The answer should consist of every record, reproduced exactly.
= = = = =
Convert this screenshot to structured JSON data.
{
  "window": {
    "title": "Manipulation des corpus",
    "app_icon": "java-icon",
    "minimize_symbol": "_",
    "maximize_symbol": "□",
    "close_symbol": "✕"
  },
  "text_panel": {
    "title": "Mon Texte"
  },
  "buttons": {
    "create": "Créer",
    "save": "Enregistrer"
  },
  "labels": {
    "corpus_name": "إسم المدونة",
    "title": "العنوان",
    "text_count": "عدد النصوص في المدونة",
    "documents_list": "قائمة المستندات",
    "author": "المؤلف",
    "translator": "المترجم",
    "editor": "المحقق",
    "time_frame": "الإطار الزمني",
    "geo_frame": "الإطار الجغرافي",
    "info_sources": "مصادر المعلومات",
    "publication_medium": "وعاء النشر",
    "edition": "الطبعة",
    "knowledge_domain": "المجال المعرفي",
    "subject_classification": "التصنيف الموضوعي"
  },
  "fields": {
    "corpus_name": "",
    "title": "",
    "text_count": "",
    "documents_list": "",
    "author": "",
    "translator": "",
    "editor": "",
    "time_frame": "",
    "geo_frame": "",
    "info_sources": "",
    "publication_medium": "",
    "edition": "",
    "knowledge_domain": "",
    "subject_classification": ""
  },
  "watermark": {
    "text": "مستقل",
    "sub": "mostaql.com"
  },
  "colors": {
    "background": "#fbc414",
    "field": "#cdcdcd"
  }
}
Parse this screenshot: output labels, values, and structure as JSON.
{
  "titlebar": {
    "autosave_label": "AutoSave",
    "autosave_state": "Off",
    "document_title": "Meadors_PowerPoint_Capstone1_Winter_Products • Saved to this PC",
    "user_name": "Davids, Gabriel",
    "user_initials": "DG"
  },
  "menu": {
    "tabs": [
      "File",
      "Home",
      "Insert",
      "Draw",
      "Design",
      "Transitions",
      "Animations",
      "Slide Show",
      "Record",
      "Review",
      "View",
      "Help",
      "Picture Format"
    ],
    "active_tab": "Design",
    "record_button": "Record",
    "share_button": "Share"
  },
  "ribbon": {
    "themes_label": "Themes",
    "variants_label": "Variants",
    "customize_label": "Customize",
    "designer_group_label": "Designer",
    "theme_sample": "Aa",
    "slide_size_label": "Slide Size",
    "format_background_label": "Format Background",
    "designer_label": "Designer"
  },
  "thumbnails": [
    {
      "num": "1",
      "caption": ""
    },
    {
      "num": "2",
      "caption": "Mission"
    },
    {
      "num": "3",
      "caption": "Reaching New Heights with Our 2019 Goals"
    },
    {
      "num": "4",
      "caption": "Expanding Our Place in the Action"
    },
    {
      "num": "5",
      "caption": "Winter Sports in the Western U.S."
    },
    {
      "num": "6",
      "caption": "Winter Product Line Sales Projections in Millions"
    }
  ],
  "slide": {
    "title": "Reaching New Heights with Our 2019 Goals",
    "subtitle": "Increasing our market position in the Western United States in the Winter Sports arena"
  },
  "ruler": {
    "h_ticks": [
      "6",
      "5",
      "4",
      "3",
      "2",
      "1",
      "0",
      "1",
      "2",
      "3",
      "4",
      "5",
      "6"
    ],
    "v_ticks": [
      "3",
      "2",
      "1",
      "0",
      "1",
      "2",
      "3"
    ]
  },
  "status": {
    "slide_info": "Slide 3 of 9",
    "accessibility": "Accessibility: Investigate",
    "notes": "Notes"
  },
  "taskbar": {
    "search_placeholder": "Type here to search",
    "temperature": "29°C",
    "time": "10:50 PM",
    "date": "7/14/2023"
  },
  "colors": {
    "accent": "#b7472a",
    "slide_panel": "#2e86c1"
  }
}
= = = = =
__Output below__
Convert this screenshot to structured JSON data.
{
  "window": {
    "title": "Manipulation des corpus",
    "app_icon": "java-icon",
    "minimize_symbol": "_",
    "maximize_symbol": "□",
    "close_symbol": "✕"
  },
  "text_panel": {
    "title": "Mon Texte"
  },
  "buttons": {
    "create": "Créer",
    "save": "Enregistrer"
  },
  "labels": {
    "corpus_name": "إسم المدونة",
    "title": "العنوان",
    "text_count": "عدد النصوص في المدونة",
    "documents_list": "قائمة المستندات",
    "author": "المؤلف",
    "translator": "المترجم",
    "editor": "المحقق",
    "time_frame": "الإطار الزمني",
    "geo_frame": "الإطار الجغرافي",
    "info_sources": "مصادر المعلومات",
    "publication_medium": "وعاء النشر",
    "edition": "الطبعة",
    "knowledge_domain": "المجال المعرفي",
    "subject_classification": "التصنيف الموضوعي"
  },
  "fields": {
    "corpus_name": "",
    "title": "",
    "text_count": "",
    "documents_list": "",
    "author": "",
    "translator": "",
    "editor": "",
    "time_frame": "",
    "geo_frame": "",
    "info_sources": "",
    "publication_medium": "",
    "edition": "",
    "knowledge_domain": "",
    "subject_classification": ""
  },
  "watermark": {
    "text": "مستقل",
    "sub": "mostaql.com"
  },
  "colors": {
    "background": "#fbc414",
    "field": "#cdcdcd"
  }
}
Parse this screenshot: output labels, values, and structure as JSON.
{
  "titlebar": {
    "autosave_label": "AutoSave",
    "autosave_state": "Off",
    "document_title": "Meadors_PowerPoint_Capstone1_Winter_Products • Saved to this PC",
    "user_name": "Davids, Gabriel",
    "user_initials": "DG"
  },
  "menu": {
    "tabs": [
      "File",
      "Home",
      "Insert",
      "Draw",
      "Design",
      "Transitions",
      "Animations",
      "Slide Show",
      "Record",
      "Review",
      "View",
      "Help",
      "Picture Format"
    ],
    "active_tab": "Design",
    "record_button": "Record",
    "share_button": "Share"
  },
  "ribbon": {
    "themes_label": "Themes",
    "variants_label": "Variants",
    "customize_label": "Customize",
    "designer_group_label": "Designer",
    "theme_sample": "Aa",
    "slide_size_label": "Slide Size",
    "format_background_label": "Format Background",
    "designer_label": "Designer"
  },
  "thumbnails": [
    {
      "num": "1",
      "caption": ""
    },
    {
      "num": "2",
      "caption": "Mission"
    },
    {
      "num": "3",
      "caption": "Reaching New Heights with Our 2019 Goals"
    },
    {
      "num": "4",
      "caption": "Expanding Our Place in the Action"
    },
    {
      "num": "5",
      "caption": "Winter Sports in the Western U.S."
    },
    {
      "num": "6",
      "caption": "Winter Product Line Sales Projections in Millions"
    }
  ],
  "slide": {
    "title": "Reaching New Heights with Our 2019 Goals",
    "subtitle": "Increasing our market position in the Western United States in the Winter Sports arena"
  },
  "ruler": {
    "h_ticks": [
      "6",
      "5",
      "4",
      "3",
      "2",
      "1",
      "0",
      "1",
      "2",
      "3",
      "4",
      "5",
      "6"
    ],
    "v_ticks": [
      "3",
      "2",
      "1",
      "0",
      "1",
      "2",
      "3"
    ]
  },
  "status": {
    "slide_info": "Slide 3 of 9",
    "accessibility": "Accessibility: Investigate",
    "notes": "Notes"
  },
  "taskbar": {
    "search_placeholder": "Type here to search",
    "temperature": "29°C",
    "time": "10:50 PM",
    "date": "7/14/2023"
  },
  "colors": {
    "accent": "#b7472a",
    "slide_panel": "#2e86c1"
  }
}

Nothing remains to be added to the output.